=== Section Start ===

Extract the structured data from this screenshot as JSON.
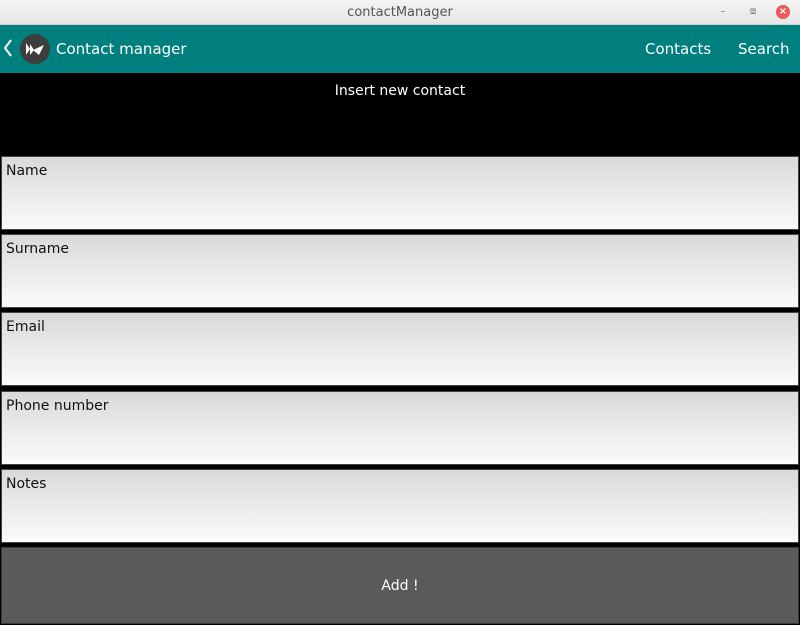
{
  "window": {
    "title": "contactManager"
  },
  "actionbar": {
    "title": "Contact manager",
    "nav": [
      "Contacts",
      "Search"
    ]
  },
  "form": {
    "header": "Insert new contact",
    "fields": [
      {
        "placeholder": "Name"
      },
      {
        "placeholder": "Surname"
      },
      {
        "placeholder": "Email"
      },
      {
        "placeholder": "Phone number"
      },
      {
        "placeholder": "Notes"
      }
    ],
    "submit_label": "Add !"
  },
  "colors": {
    "actionbar": "#007f7f",
    "background": "#000000",
    "button": "#5a5a5a",
    "close": "#e9595d"
  },
  "icons": [
    "back-arrow-icon",
    "kivy-logo-icon",
    "minimize-icon",
    "restore-icon",
    "close-icon"
  ]
}
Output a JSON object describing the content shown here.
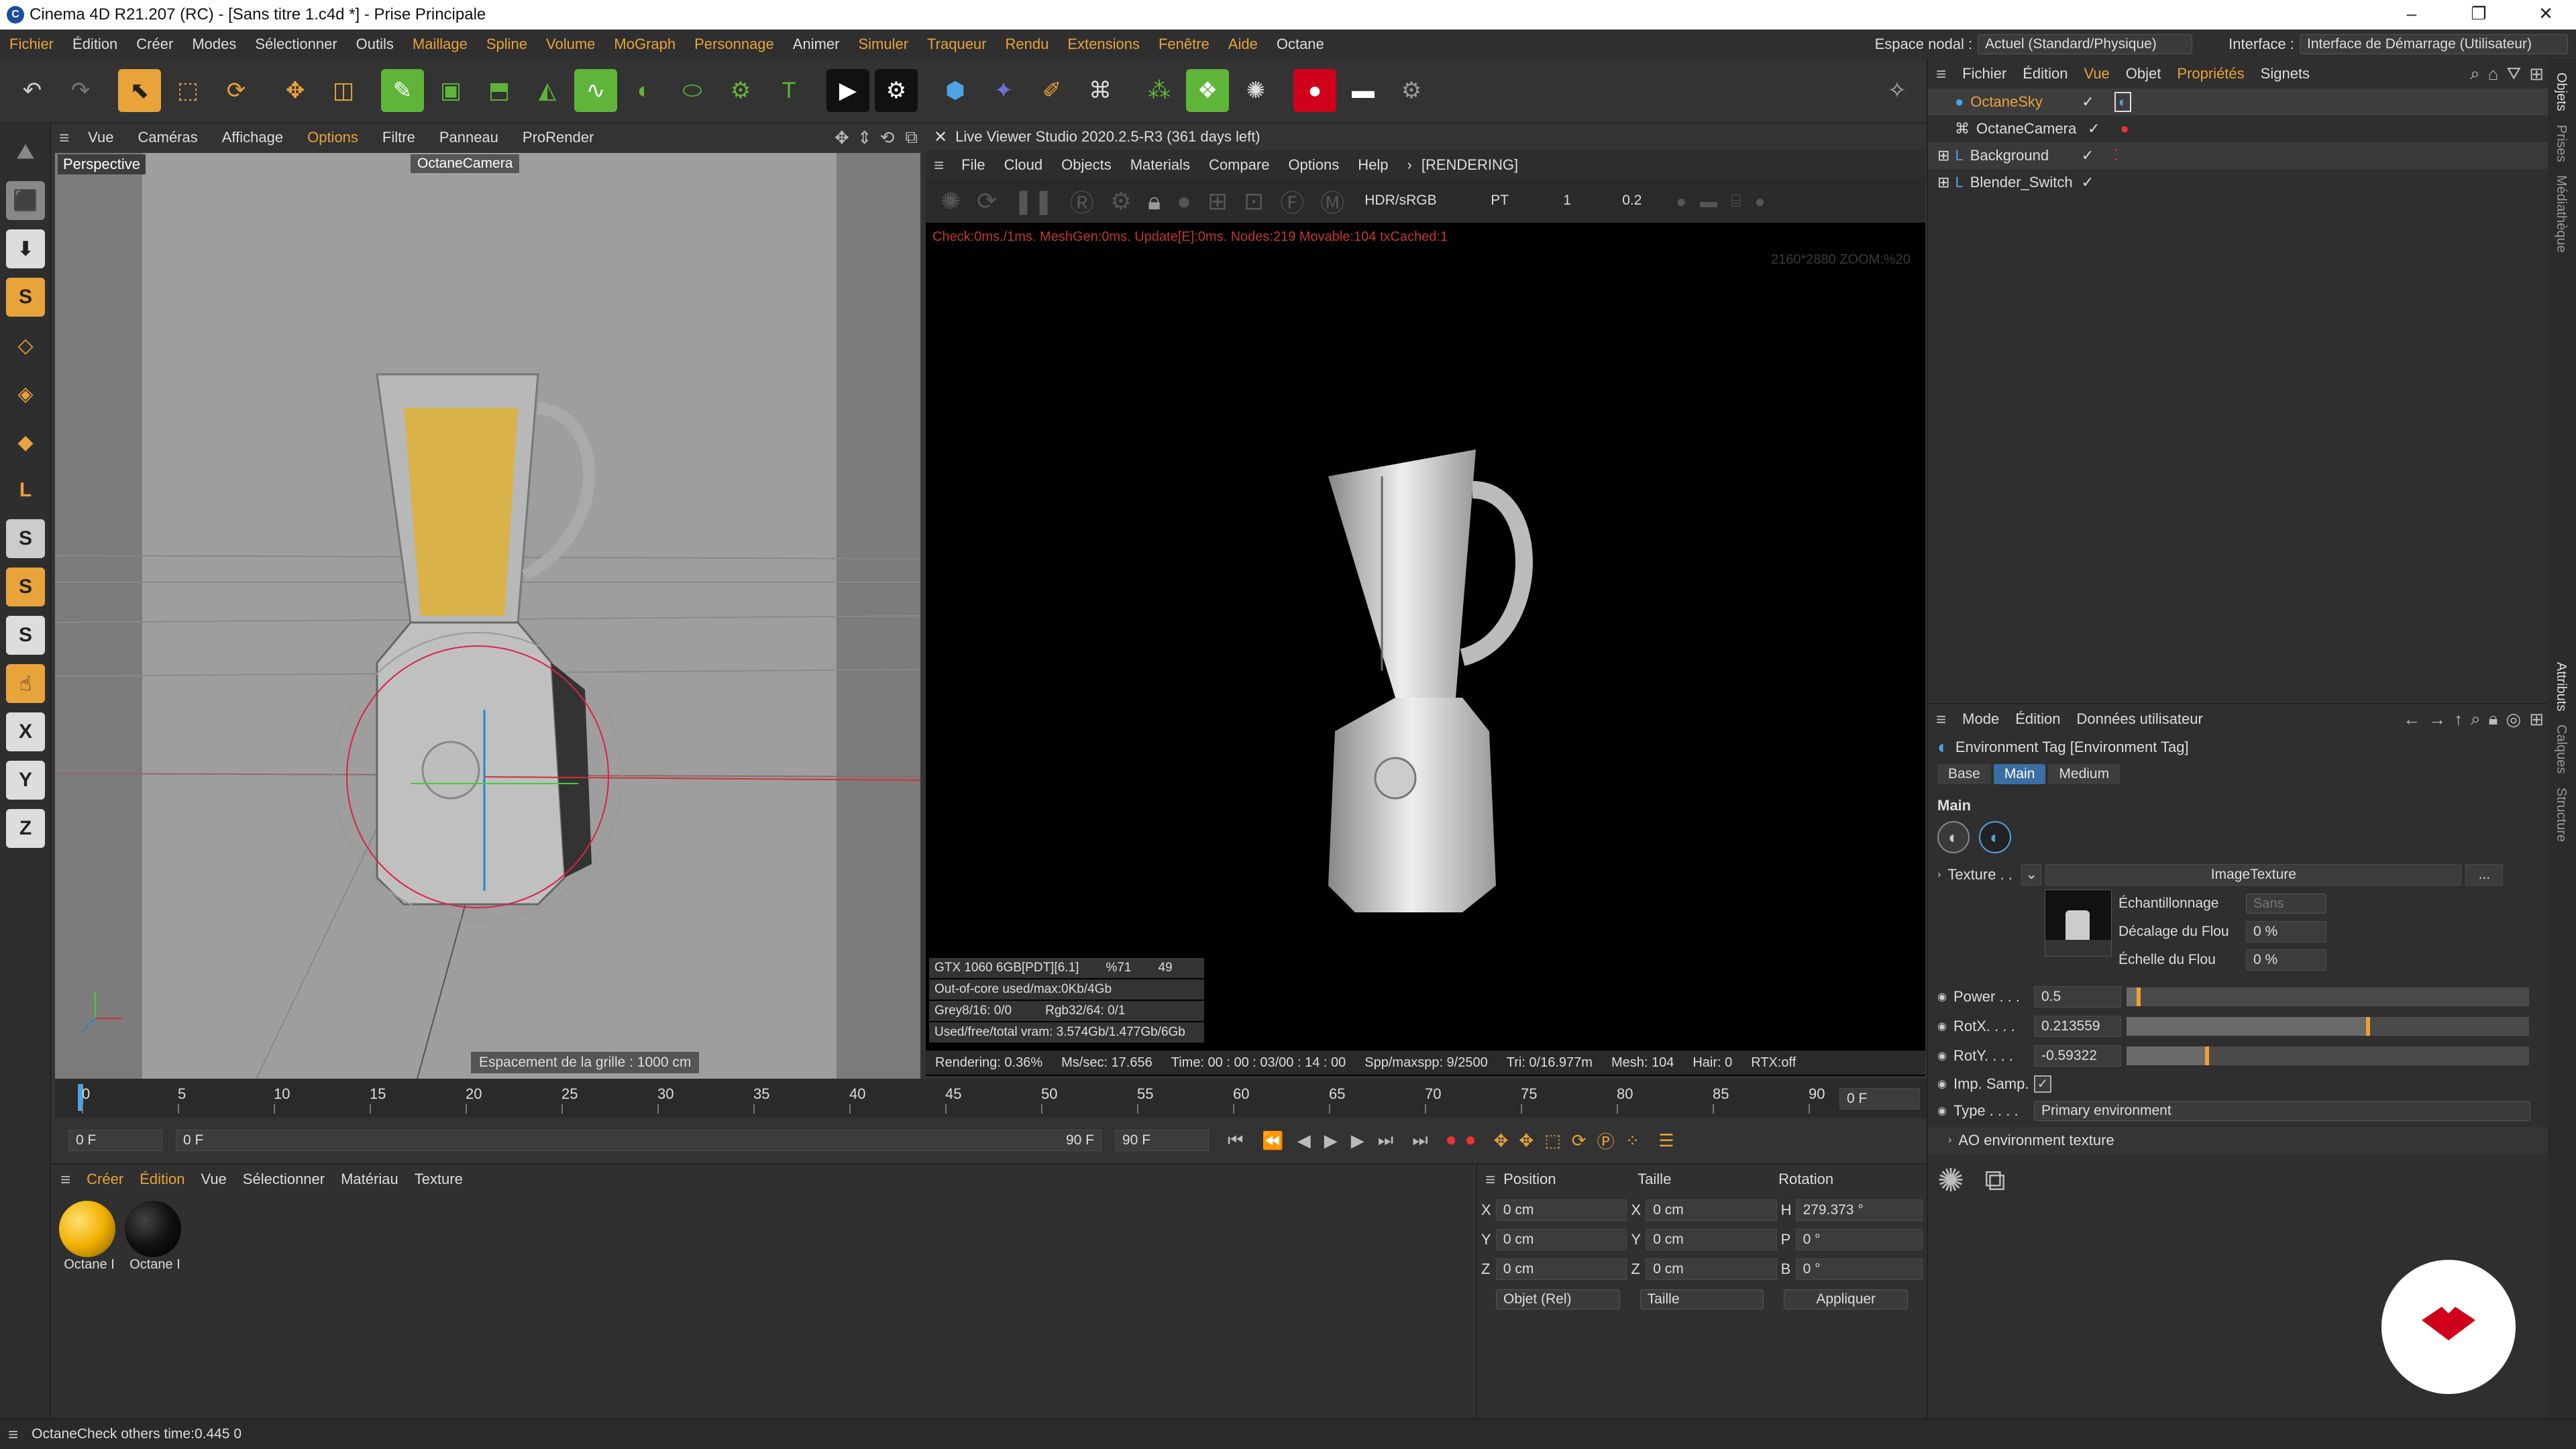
{
  "window": {
    "title": "Cinema 4D R21.207 (RC) - [Sans titre 1.c4d *] - Prise Principale",
    "minimize": "–",
    "maximize": "❐",
    "close": "✕"
  },
  "menu": {
    "items": [
      "Fichier",
      "Édition",
      "Créer",
      "Modes",
      "Sélectionner",
      "Outils",
      "Maillage",
      "Spline",
      "Volume",
      "MoGraph",
      "Personnage",
      "Animer",
      "Simuler",
      "Traqueur",
      "Rendu",
      "Extensions",
      "Fenêtre",
      "Aide",
      "Octane"
    ],
    "espace_label": "Espace nodal :",
    "espace_value": "Actuel (Standard/Physique)",
    "interface_label": "Interface :",
    "interface_value": "Interface de Démarrage (Utilisateur)"
  },
  "viewport": {
    "menu": [
      "Vue",
      "Caméras",
      "Affichage",
      "Options",
      "Filtre",
      "Panneau",
      "ProRender"
    ],
    "label": "Perspective",
    "camera": "OctaneCamera",
    "grid": "Espacement de la grille : 1000 cm"
  },
  "live_viewer": {
    "title": "Live Viewer Studio 2020.2.5-R3 (361 days left)",
    "menu": [
      "File",
      "Cloud",
      "Objects",
      "Materials",
      "Compare",
      "Options",
      "Help"
    ],
    "state": "[RENDERING]",
    "mode": "HDR/sRGB",
    "kernel": "PT",
    "v1": "1",
    "v2": "0.2",
    "check": "Check:0ms./1ms. MeshGen:0ms. Update[E]:0ms. Nodes:219 Movable:104 txCached:1",
    "zoom": "2160*2880 ZOOM:%20",
    "gpu": "GTX 1060 6GB[PDT][6.1]",
    "gpu_pct": "%71",
    "gpu_temp": "49",
    "outofcore": "Out-of-core used/max:0Kb/4Gb",
    "grey": "Grey8/16: 0/0",
    "rgb": "Rgb32/64: 0/1",
    "vram": "Used/free/total vram: 3.574Gb/1.477Gb/6Gb",
    "status": [
      "Rendering: 0.36%",
      "Ms/sec: 17.656",
      "Time: 00 : 00 : 03/00 : 14 : 00",
      "Spp/maxspp: 9/2500",
      "Tri: 0/16.977m",
      "Mesh: 104",
      "Hair: 0",
      "RTX:off"
    ]
  },
  "timeline": {
    "ticks": [
      "0",
      "5",
      "10",
      "15",
      "20",
      "25",
      "30",
      "35",
      "40",
      "45",
      "50",
      "55",
      "60",
      "65",
      "70",
      "75",
      "80",
      "85",
      "90"
    ],
    "frame": "0 F",
    "start": "0 F",
    "start2": "0 F",
    "end": "90 F",
    "end2": "90 F"
  },
  "materials": {
    "menu": [
      "Créer",
      "Édition",
      "Vue",
      "Sélectionner",
      "Matériau",
      "Texture"
    ],
    "items": [
      {
        "name": "Octane I",
        "color": "#f0b000"
      },
      {
        "name": "Octane I",
        "color": "#111111"
      }
    ]
  },
  "coords": {
    "headers": [
      "Position",
      "Taille",
      "Rotation"
    ],
    "rows": [
      {
        "a": "X",
        "pos": "0 cm",
        "b": "X",
        "size": "0 cm",
        "c": "H",
        "rot": "279.373 °"
      },
      {
        "a": "Y",
        "pos": "0 cm",
        "b": "Y",
        "size": "0 cm",
        "c": "P",
        "rot": "0 °"
      },
      {
        "a": "Z",
        "pos": "0 cm",
        "b": "Z",
        "size": "0 cm",
        "c": "B",
        "rot": "0 °"
      }
    ],
    "mode1": "Objet (Rel)",
    "mode2": "Taille",
    "apply": "Appliquer"
  },
  "objects": {
    "menu": [
      "Fichier",
      "Édition",
      "Vue",
      "Objet",
      "Propriétés",
      "Signets"
    ],
    "items": [
      {
        "name": "OctaneSky"
      },
      {
        "name": "OctaneCamera"
      },
      {
        "name": "Background"
      },
      {
        "name": "Blender_Switch"
      }
    ]
  },
  "attributes": {
    "menu": [
      "Mode",
      "Édition",
      "Données utilisateur"
    ],
    "title": "Environment Tag [Environment Tag]",
    "tabs": [
      "Base",
      "Main",
      "Medium"
    ],
    "section": "Main",
    "texture_label": "Texture . .",
    "texture_value": "ImageTexture",
    "more": "...",
    "sampling_label": "Échantillonnage",
    "sampling_value": "Sans",
    "blur_offset_label": "Décalage du Flou",
    "blur_offset": "0 %",
    "blur_scale_label": "Échelle du Flou",
    "blur_scale": "0 %",
    "power_label": "Power . . .",
    "power": "0.5",
    "rotx_label": "RotX. . . .",
    "rotx": "0.213559",
    "roty_label": "RotY. . . .",
    "roty": "-0.59322",
    "imp_label": "Imp. Samp.",
    "type_label": "Type . . . .",
    "type_value": "Primary environment",
    "ao": "AO environment texture",
    "power_frac": 0.03,
    "rotx_frac": 0.6,
    "roty_frac": 0.2
  },
  "right_strip": [
    "Objets",
    "Prises",
    "Médiathèque",
    "Attributs",
    "Calques",
    "Structure"
  ],
  "status": "OctaneCheck others time:0.445  0",
  "colors": {
    "accent": "#e8a33a",
    "select": "#3a6ea5",
    "green": "#5fb53a"
  }
}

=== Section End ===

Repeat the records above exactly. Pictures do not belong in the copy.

#### Solution to this task:
Extract the structured data from this screenshot as JSON.
{
  "window": {
    "title": "contactManager"
  },
  "actionbar": {
    "title": "Contact manager",
    "nav": [
      "Contacts",
      "Search"
    ]
  },
  "form": {
    "header": "Insert new contact",
    "fields": [
      {
        "placeholder": "Name"
      },
      {
        "placeholder": "Surname"
      },
      {
        "placeholder": "Email"
      },
      {
        "placeholder": "Phone number"
      },
      {
        "placeholder": "Notes"
      }
    ],
    "submit_label": "Add !"
  },
  "colors": {
    "actionbar": "#007f7f",
    "background": "#000000",
    "button": "#5a5a5a",
    "close": "#e9595d"
  },
  "icons": [
    "back-arrow-icon",
    "kivy-logo-icon",
    "minimize-icon",
    "restore-icon",
    "close-icon"
  ]
}
Output a JSON object describing the content shown here.
{
  "window": {
    "title": "Cinema 4D R21.207 (RC) - [Sans titre 1.c4d *] - Prise Principale",
    "minimize": "–",
    "maximize": "❐",
    "close": "✕"
  },
  "menu": {
    "items": [
      "Fichier",
      "Édition",
      "Créer",
      "Modes",
      "Sélectionner",
      "Outils",
      "Maillage",
      "Spline",
      "Volume",
      "MoGraph",
      "Personnage",
      "Animer",
      "Simuler",
      "Traqueur",
      "Rendu",
      "Extensions",
      "Fenêtre",
      "Aide",
      "Octane"
    ],
    "espace_label": "Espace nodal :",
    "espace_value": "Actuel (Standard/Physique)",
    "interface_label": "Interface :",
    "interface_value": "Interface de Démarrage (Utilisateur)"
  },
  "viewport": {
    "menu": [
      "Vue",
      "Caméras",
      "Affichage",
      "Options",
      "Filtre",
      "Panneau",
      "ProRender"
    ],
    "label": "Perspective",
    "camera": "OctaneCamera",
    "grid": "Espacement de la grille : 1000 cm"
  },
  "live_viewer": {
    "title": "Live Viewer Studio 2020.2.5-R3 (361 days left)",
    "menu": [
      "File",
      "Cloud",
      "Objects",
      "Materials",
      "Compare",
      "Options",
      "Help"
    ],
    "state": "[RENDERING]",
    "mode": "HDR/sRGB",
    "kernel": "PT",
    "v1": "1",
    "v2": "0.2",
    "check": "Check:0ms./1ms. MeshGen:0ms. Update[E]:0ms. Nodes:219 Movable:104 txCached:1",
    "zoom": "2160*2880 ZOOM:%20",
    "gpu": "GTX 1060 6GB[PDT][6.1]",
    "gpu_pct": "%71",
    "gpu_temp": "49",
    "outofcore": "Out-of-core used/max:0Kb/4Gb",
    "grey": "Grey8/16: 0/0",
    "rgb": "Rgb32/64: 0/1",
    "vram": "Used/free/total vram: 3.574Gb/1.477Gb/6Gb",
    "status": [
      "Rendering: 0.36%",
      "Ms/sec: 17.656",
      "Time: 00 : 00 : 03/00 : 14 : 00",
      "Spp/maxspp: 9/2500",
      "Tri: 0/16.977m",
      "Mesh: 104",
      "Hair: 0",
      "RTX:off"
    ]
  },
  "timeline": {
    "ticks": [
      "0",
      "5",
      "10",
      "15",
      "20",
      "25",
      "30",
      "35",
      "40",
      "45",
      "50",
      "55",
      "60",
      "65",
      "70",
      "75",
      "80",
      "85",
      "90"
    ],
    "frame": "0 F",
    "start": "0 F",
    "start2": "0 F",
    "end": "90 F",
    "end2": "90 F"
  },
  "materials": {
    "menu": [
      "Créer",
      "Édition",
      "Vue",
      "Sélectionner",
      "Matériau",
      "Texture"
    ],
    "items": [
      {
        "name": "Octane I",
        "color": "#f0b000"
      },
      {
        "name": "Octane I",
        "color": "#111111"
      }
    ]
  },
  "coords": {
    "headers": [
      "Position",
      "Taille",
      "Rotation"
    ],
    "rows": [
      {
        "a": "X",
        "pos": "0 cm",
        "b": "X",
        "size": "0 cm",
        "c": "H",
        "rot": "279.373 °"
      },
      {
        "a": "Y",
        "pos": "0 cm",
        "b": "Y",
        "size": "0 cm",
        "c": "P",
        "rot": "0 °"
      },
      {
        "a": "Z",
        "pos": "0 cm",
        "b": "Z",
        "size": "0 cm",
        "c": "B",
        "rot": "0 °"
      }
    ],
    "mode1": "Objet (Rel)",
    "mode2": "Taille",
    "apply": "Appliquer"
  },
  "objects": {
    "menu": [
      "Fichier",
      "Édition",
      "Vue",
      "Objet",
      "Propriétés",
      "Signets"
    ],
    "items": [
      {
        "name": "OctaneSky"
      },
      {
        "name": "OctaneCamera"
      },
      {
        "name": "Background"
      },
      {
        "name": "Blender_Switch"
      }
    ]
  },
  "attributes": {
    "menu": [
      "Mode",
      "Édition",
      "Données utilisateur"
    ],
    "title": "Environment Tag [Environment Tag]",
    "tabs": [
      "Base",
      "Main",
      "Medium"
    ],
    "section": "Main",
    "texture_label": "Texture . .",
    "texture_value": "ImageTexture",
    "more": "...",
    "sampling_label": "Échantillonnage",
    "sampling_value": "Sans",
    "blur_offset_label": "Décalage du Flou",
    "blur_offset": "0 %",
    "blur_scale_label": "Échelle du Flou",
    "blur_scale": "0 %",
    "power_label": "Power . . .",
    "power": "0.5",
    "rotx_label": "RotX. . . .",
    "rotx": "0.213559",
    "roty_label": "RotY. . . .",
    "roty": "-0.59322",
    "imp_label": "Imp. Samp.",
    "type_label": "Type . . . .",
    "type_value": "Primary environment",
    "ao": "AO environment texture",
    "power_frac": 0.03,
    "rotx_frac": 0.6,
    "roty_frac": 0.2
  },
  "right_strip": [
    "Objets",
    "Prises",
    "Médiathèque",
    "Attributs",
    "Calques",
    "Structure"
  ],
  "status": "OctaneCheck others time:0.445  0",
  "colors": {
    "accent": "#e8a33a",
    "select": "#3a6ea5",
    "green": "#5fb53a"
  }
}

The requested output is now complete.